The Riverside albums from which this album's tracks are taken are all uniformly great, with a few considered hard bop classics, while others are underrated gems.  It's an impressive line-up of jazz LPs to be sure:

"Stablemates" is from Milt Jackson & Wes Montgomery's Bags Meets Wes! (Riverside RLP 407)

"Minor Vamp" is from Blue Mitchell's Blue Soul (Riverside RLP 12-309)

"Blues On Down" is from Sam Jones Plus Ten's The Chant (Riverside RLP 358)

"Blues March" is from Blue Mitchell's Big 6 (Riverside RLP 12-273)

"Out Of The Past" is from Benny Golson's The Modern Touch (Riverside 12-256)

"Whisper Not" is from Wynton Kelly's Piano (Riverside 12-254)

"Fair Weather" is from Chet Baker's Chet Baker In New York (Riverside 12-281)

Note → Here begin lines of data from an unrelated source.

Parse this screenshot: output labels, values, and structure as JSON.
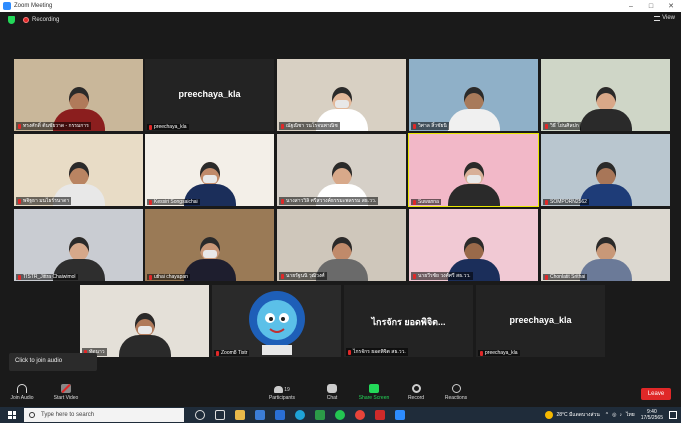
{
  "window": {
    "title": "Zoom Meeting",
    "minimize": "–",
    "maximize": "□",
    "close": "✕"
  },
  "topbar": {
    "recording": "Recording",
    "view": "View"
  },
  "tiles": [
    {
      "name": "ทรงศักดิ์ ต้นชัยวาด - กรรมการ",
      "kind": "video",
      "bg": "#c9b79a",
      "skin": "#b07a5a",
      "shirt": "#8b1e1e"
    },
    {
      "name": "preechaya_kla",
      "kind": "name",
      "label": "preechaya_kla"
    },
    {
      "name": "ณัฐณิชา วนโรจนพาณิช",
      "kind": "video",
      "bg": "#d8d0c3",
      "skin": "#e2b89a",
      "shirt": "#ffffff",
      "mask": true
    },
    {
      "name": "วิศาล สิ้วชัยนิ",
      "kind": "video",
      "bg": "#8fb0c8",
      "skin": "#a87a5a",
      "shirt": "#f0f0f0"
    },
    {
      "name": "วิธี โย่นศิลปก",
      "kind": "video",
      "bg": "#cfd6c7",
      "skin": "#d9a888",
      "shirt": "#2a2a2a"
    },
    {
      "name": "พจิฐธา มนไธร์รนาดา",
      "kind": "video",
      "bg": "#e8dcc6",
      "skin": "#b98462",
      "shirt": "#e8e8e8"
    },
    {
      "name": "Kessiri Songsaichai",
      "kind": "video",
      "bg": "#f3efe8",
      "skin": "#c08a6a",
      "shirt": "#1b2e5a",
      "mask": true
    },
    {
      "name": "นางสาววิลิ ศรีสวางค์ธรรมะพลรรม สธ.วว.",
      "kind": "video",
      "bg": "#d6d0c8",
      "skin": "#d8a98a",
      "shirt": "#ffffff"
    },
    {
      "name": "Suwanna",
      "kind": "video",
      "bg": "#f2b8c8",
      "skin": "#d8b098",
      "shirt": "#2a2a2a",
      "mask": true
    },
    {
      "name": "SOMPORN2562",
      "kind": "video",
      "bg": "#b9c6cf",
      "skin": "#a87658",
      "shirt": "#1e3c78"
    },
    {
      "name": "TISTR_Jittra Chaiwimol",
      "kind": "video",
      "bg": "#c9ccd2",
      "skin": "#d6a88a",
      "shirt": "#2e2e2e"
    },
    {
      "name": "uthai chayapan",
      "kind": "video",
      "bg": "#9a7a56",
      "skin": "#c99878",
      "shirt": "#1e1e2e",
      "mask": true
    },
    {
      "name": "นายรัฐนนิ วุฒิวงศ์",
      "kind": "video",
      "bg": "#cfc7bb",
      "skin": "#c08a6a",
      "shirt": "#6a6a6a"
    },
    {
      "name": "นายวีรชัย วงศ์ศรี สธ.วว.",
      "kind": "video",
      "bg": "#f1c9d4",
      "skin": "#9a6a4a",
      "shirt": "#1b2e5a"
    },
    {
      "name": "Chonlatit Srithai",
      "kind": "video",
      "bg": "#dcd8d0",
      "skin": "#c89878",
      "shirt": "#6b7a98"
    },
    {
      "name": "ทัดนาว",
      "kind": "video",
      "bg": "#e4e0d8",
      "skin": "#b07a5a",
      "shirt": "#2a2a2a",
      "mask": true
    },
    {
      "name": "Zoom8 Tistr",
      "kind": "avatar"
    },
    {
      "name": "ไกรจักร ยอดพิจิต สธ.วว.",
      "kind": "name",
      "label": "ไกรจักร ยอดพิจิต..."
    },
    {
      "name": "preechaya_kla",
      "kind": "name",
      "label": "preechaya_kla"
    }
  ],
  "overlay": {
    "click_to_join_audio": "Click to join audio"
  },
  "toolbar": {
    "join_audio": "Join Audio",
    "start_video": "Start Video",
    "participants": "Participants",
    "participants_count": "19",
    "chat": "Chat",
    "share_screen": "Share Screen",
    "record": "Record",
    "reactions": "Reactions",
    "leave": "Leave"
  },
  "taskbar": {
    "search_placeholder": "Type here to search",
    "weather": "28°C มีแดดบางส่วน",
    "lang": "ไทย",
    "time": "9:40",
    "date": "17/5/2565"
  },
  "colors": {
    "accent_green": "#23d959",
    "leave_red": "#e02828",
    "share_green": "#23d959",
    "zoom_blue": "#2d8cff"
  }
}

Overall, The Compositions of Benny Golson makes for a fine sampling of the best talent that Riverside had to offer the jazz world between 1957 and 1961. After a few listens it strikes me as one of those records I will throw on when folks are visiting the house to have a few cocktails, as it is modern jazz at it's best and at least one of the tunes might peak a non-jazz lover's interest and spark some further exploration. And there is nothing wrong with that kind of album, it's always good to have a few of those laying around in the collection. 

The Vinyl:

This copy is an original deep groove stereo pressing, and to be honest, I'm a bit disappointed in the sound quality. Playback is very quiet and has a thin, almost flat audio quality to it (there is also a fair amount of surface noise, but I can live with that). I know some early stereo releases by jazz labels are known to be inferior to their mono counterparts, but I haven't heard this about the early Riverside recordings and according to London Jazz Collector they did not take part in the "electronically simulated stereo" craze. While the original sessions were all produced by the great Orrin Keepnews, the tracks were remastered for this release by a fellow named Ken Deardoff, so I am led to wonder if that has anything to do with it. I only paid $15 for the record, so I don't feel particularly burned or unhappy with the purchase, these things are just many that the collector of vintage vinyl has learned to deal with.

"RLP-93505A" and ""RLP-93505B" are hand-etched into the vinyl runoff on their respective sides. There is also a very faint and small hand-etched "AB" or "AR" on both sides, but the meaning behind these are unknown to me. Perhaps a savvy reader can clue me in.

In any case, the audio isn't so bad that I won't listen to it, but one of the reasons I picked this up was to add an original Riverside stereo pressing to the collection, and for that purpose this one doesn't live up to any expectations I might have had going in. Other than that self-serving complaint, I'm quite happy to have this LP celebration of the great Benny Golson as a new member of my vinyl family.

Benny Golson (with the Herb Pomeroy Big Band at Lennie’s on the Turnpike), 1963. (Photo Credit Unknown)